One of six children, Ronnie grew up in a family that produced 95% of what they ate from a small farm.  He had the same desire for his family so he began the prescribed grazing operation in 2004 and now the Bowling family farm produces 80% of their food supply.  Bowling explained, “We wanted it (the operation) to be sustainable to begin with.  We wanted to feed our family from it.  We wanted to leave it better than we found it”.

Bowling has diversified livestock which reduces parasite lifecycles and produces animals more suited for the area.  His operation includes Angus cross cattle, Boer/Kiko cross nanny goats, a Kiko buck, 16 Katahdin sheep, 15 ewes and one ram.  In addition to all this, the operation supports 20 laying hens and produces 50-200 broilers a year.  His knowledge of each breed of livestock in the operation is evident.  Bowling explained that the Boer goats are a meat goat suited for desert land.  Crossing them with Kiko, a New Zealand breed imported into the US in the early 90’s, make it a breed better suited to the Appalachian Kentucky region.  Bowling explained his choice of sheep as he stated, “Katahdin sheep were developed in Maine in the 1960s, for the quality of their meat as they have hair instead of wool which decreases lanolin levels making the meat taste better".

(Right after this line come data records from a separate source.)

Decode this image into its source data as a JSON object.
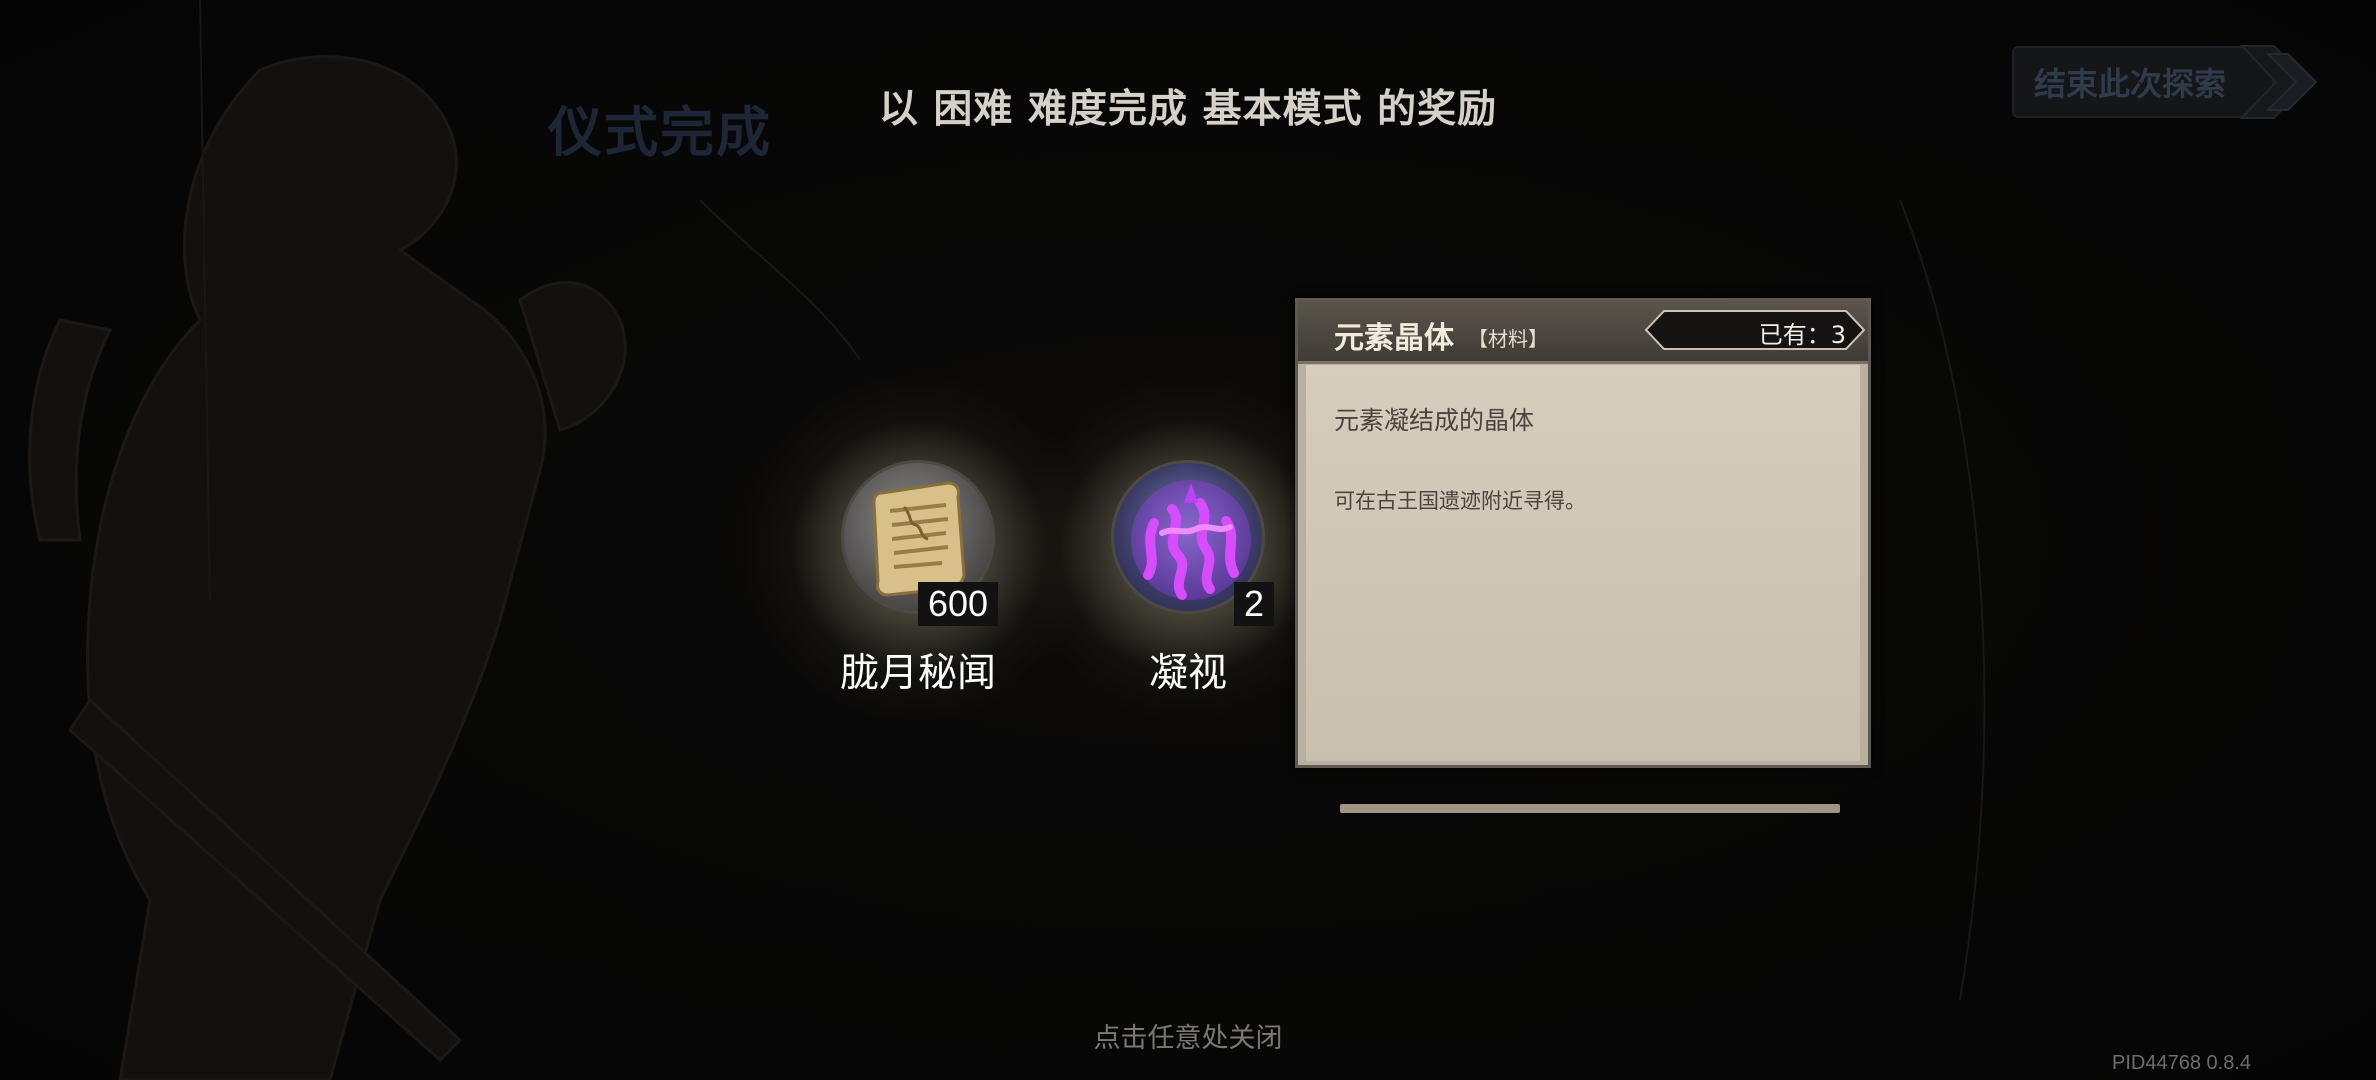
{
  "background": {
    "title": "仪式完成"
  },
  "header": {
    "headline": "以 困难 难度完成 基本模式 的奖励",
    "end_button_label": "结束此次探索"
  },
  "rewards": [
    {
      "name": "胧月秘闻",
      "quantity": "600",
      "icon": "scroll-icon"
    },
    {
      "name": "凝视",
      "quantity": "2",
      "icon": "purple-rune-icon"
    }
  ],
  "tooltip": {
    "title": "元素晶体",
    "tag": "【材料】",
    "owned": "已有：3",
    "description": "元素凝结成的晶体",
    "source": "可在古王国遗迹附近寻得。"
  },
  "footer": {
    "close_hint": "点击任意处关闭",
    "version": "PID44768  0.8.4"
  },
  "colors": {
    "background": "#080706",
    "tooltip_body": "#d6cdbd",
    "tooltip_header": "#4a453e",
    "purple_rune": "#c040ff",
    "scroll_tan": "#d8c088"
  }
}
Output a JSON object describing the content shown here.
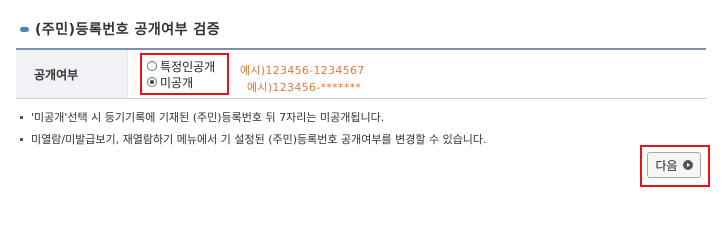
{
  "section": {
    "title": "(주민)등록번호 공개여부 검증"
  },
  "form": {
    "header_label": "공개여부",
    "options": [
      {
        "label": "특정인공개",
        "selected": false
      },
      {
        "label": "미공개",
        "selected": true
      }
    ],
    "examples": [
      "예시)123456-1234567",
      "예시)123456-*******"
    ]
  },
  "notes": [
    "'미공개'선택 시 등기기록에 기재된 (주민)등록번호 뒤 7자리는 미공개됩니다.",
    "미열람/미발급보기, 재열람하기 메뉴에서 기 설정된 (주민)등록번호 공개여부를 변경할 수 있습니다."
  ],
  "actions": {
    "next_label": "다음"
  },
  "colors": {
    "accent": "#4a86c5",
    "highlight": "#e8131a",
    "example_text": "#e0783c"
  }
}
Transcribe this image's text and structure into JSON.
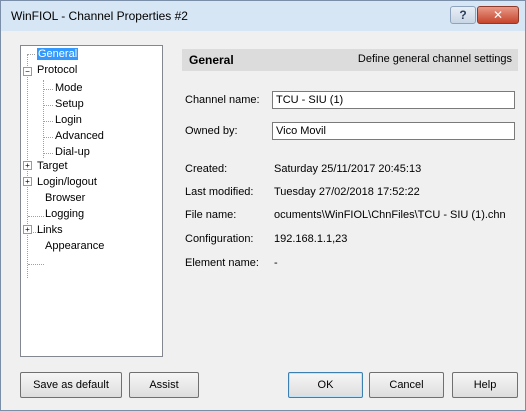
{
  "window": {
    "title": "WinFIOL - Channel Properties #2",
    "help_label": "?",
    "close_label": "✕"
  },
  "tree": {
    "items": [
      {
        "label": "General",
        "selected": true
      },
      {
        "label": "Protocol",
        "expanded": true
      },
      {
        "label": "Mode"
      },
      {
        "label": "Setup"
      },
      {
        "label": "Login"
      },
      {
        "label": "Advanced"
      },
      {
        "label": "Dial-up"
      },
      {
        "label": "Target",
        "expandable": true
      },
      {
        "label": "Login/logout",
        "expandable": true
      },
      {
        "label": "Browser"
      },
      {
        "label": "Logging"
      },
      {
        "label": "Links",
        "expandable": true
      },
      {
        "label": "Appearance"
      }
    ]
  },
  "panel": {
    "title": "General",
    "description": "Define general channel settings",
    "channel_name_label": "Channel name:",
    "channel_name_value": "TCU - SIU (1)",
    "owned_by_label": "Owned by:",
    "owned_by_value": "Vico Movil",
    "created_label": "Created:",
    "created_value": "Saturday  25/11/2017  20:45:13",
    "modified_label": "Last modified:",
    "modified_value": "Tuesday  27/02/2018  17:52:22",
    "filename_label": "File name:",
    "filename_value": "ocuments\\WinFIOL\\ChnFiles\\TCU - SIU (1).chn",
    "config_label": "Configuration:",
    "config_value": "192.168.1.1,23",
    "element_label": "Element name:",
    "element_value": "-"
  },
  "buttons": {
    "save_default": "Save as default",
    "assist": "Assist",
    "ok": "OK",
    "cancel": "Cancel",
    "help": "Help"
  }
}
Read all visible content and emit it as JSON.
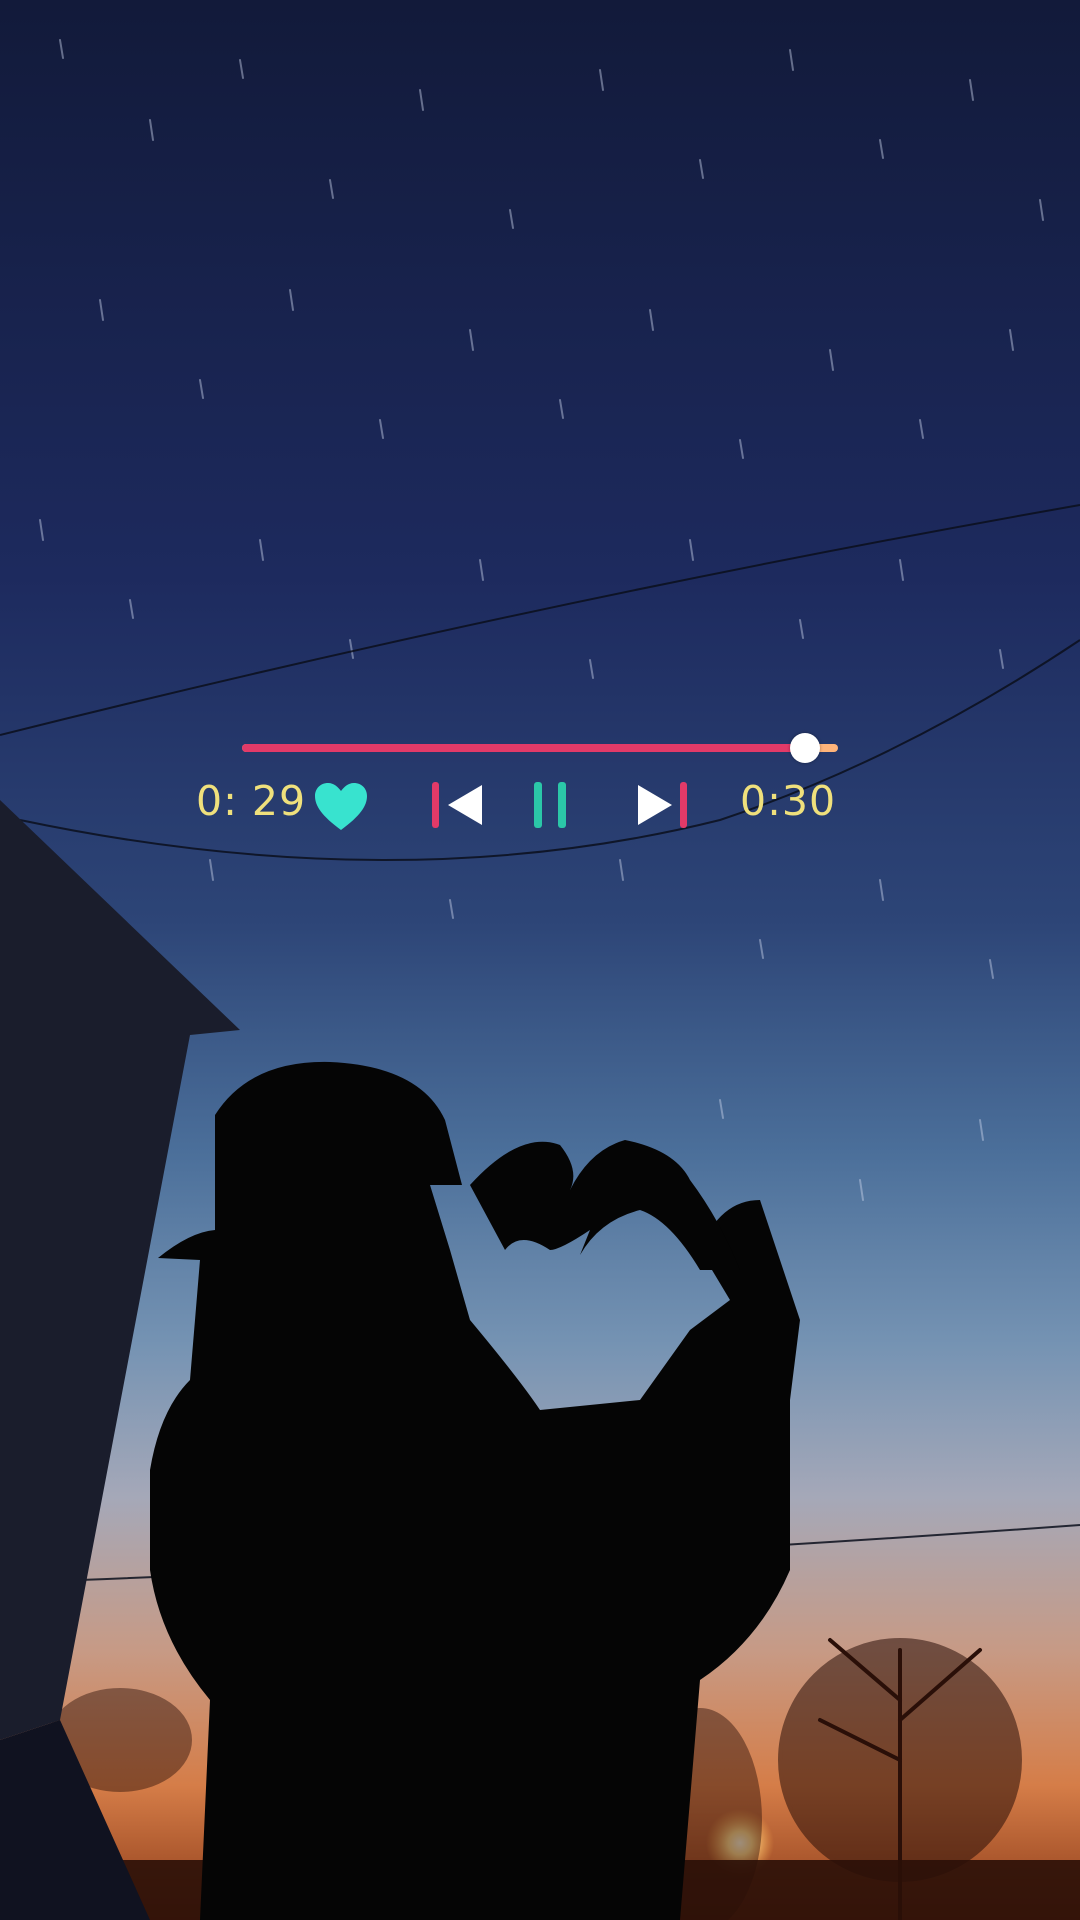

In field with sheep72 res.jpeg

The cattle in the operation are healthy.  Since they started, Bowling lost only two  cows and as he explained, “one of them was from a snakebite.”  No antibiotics or


supplemental growth hormones are used nor does he supplement with grain.  The improved forage quality the operation experienced extended the grazing period to upward of 80 days in any given year.    

Staggering the livestock species among his pasture fields maximizes utilization of all available forages.  Bowling also uses a directed approach in his poultry management by including the population in his grazing rotation, confining them in a mobile sheltered fencing structure.  The sheep and goats were brought in to control the multi flora rose and ironweed population as well as buttercup infestations created from initial overgrazing and compaction.

roasters bowling farm 72res.jpegBowling says the use of fertilizer, lime, and fuel has decreased substantially in fact he hasn’t fertilized in years.  He explained, “If you are spraying or putting nitrogen on your soils, you are killing beneficial soil microbes and earthworms, which have a symbiotic relationship. If your pastures are working right, you are eliminating (the need for) all that”.

He has also noticed that his pastures are much more drought resistant crediting the new plant diversity in his pastures. Overgrazing shortens root depth, and “if you’re growing roots, your growing forage,” he said.  Bowling has also seen a greater water uptake in his pasture land with a substantial decrease in the amount of runoff.

Even though livestock numbers were reduced in the beginning of the prescribed grazing operation, the bottom line has actually increased.  Bowling said, “We are direct marketing almost all our beef now, we’ve probably sold all of what we will produce this year.  Most of our buyers are professionals who are thinking about what they want to eat.  We are not organic, but follow a lot of their standards and probably go above and beyond (them).”

The advice Bowling has for others is to start with fewer animals and focus on management.  Putting sound infrastructure in place in the beginning, decreases workload in the future. He also recommends taking Master Cattleman’s Training offered by the University of KY Cooperative Extension Service as well as getting involved in any mentoring programs available.

Through the USDA-NRCS Environmental Quality Incentives Program (EQIP) and the Conservation Stewardship Program (CSP), Bowling installed fencing, watering systems, pasture and hay land plantings, and other practices that built the infrastructure to implement prescribed grazing.